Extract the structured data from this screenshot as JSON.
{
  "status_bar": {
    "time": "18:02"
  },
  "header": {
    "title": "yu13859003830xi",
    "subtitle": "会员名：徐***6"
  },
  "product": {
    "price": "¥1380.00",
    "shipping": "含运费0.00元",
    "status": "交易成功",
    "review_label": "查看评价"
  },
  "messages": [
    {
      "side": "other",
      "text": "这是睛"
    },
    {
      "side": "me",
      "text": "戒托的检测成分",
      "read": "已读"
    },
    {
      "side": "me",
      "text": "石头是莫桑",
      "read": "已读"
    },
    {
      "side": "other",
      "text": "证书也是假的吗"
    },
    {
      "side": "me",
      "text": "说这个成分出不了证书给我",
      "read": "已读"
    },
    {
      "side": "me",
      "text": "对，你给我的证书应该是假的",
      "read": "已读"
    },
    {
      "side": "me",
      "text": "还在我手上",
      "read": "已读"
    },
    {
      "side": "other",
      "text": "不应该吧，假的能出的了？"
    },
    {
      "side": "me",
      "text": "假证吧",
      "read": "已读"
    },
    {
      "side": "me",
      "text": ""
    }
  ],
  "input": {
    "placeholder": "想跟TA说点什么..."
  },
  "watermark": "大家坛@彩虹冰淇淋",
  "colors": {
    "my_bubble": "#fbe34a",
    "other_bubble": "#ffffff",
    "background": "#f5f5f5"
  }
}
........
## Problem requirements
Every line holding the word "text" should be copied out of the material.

## Response for this exercise
      "text": "这是睛"
      "text": "戒托的检测成分",
      "text": "石头是莫桑",
      "text": "证书也是假的吗"
      "text": "说这个成分出不了证书给我",
      "text": "对，你给我的证书应该是假的",
      "text": "还在我手上",
      "text": "不应该吧，假的能出的了？"
      "text": "假证吧",
      "text": ""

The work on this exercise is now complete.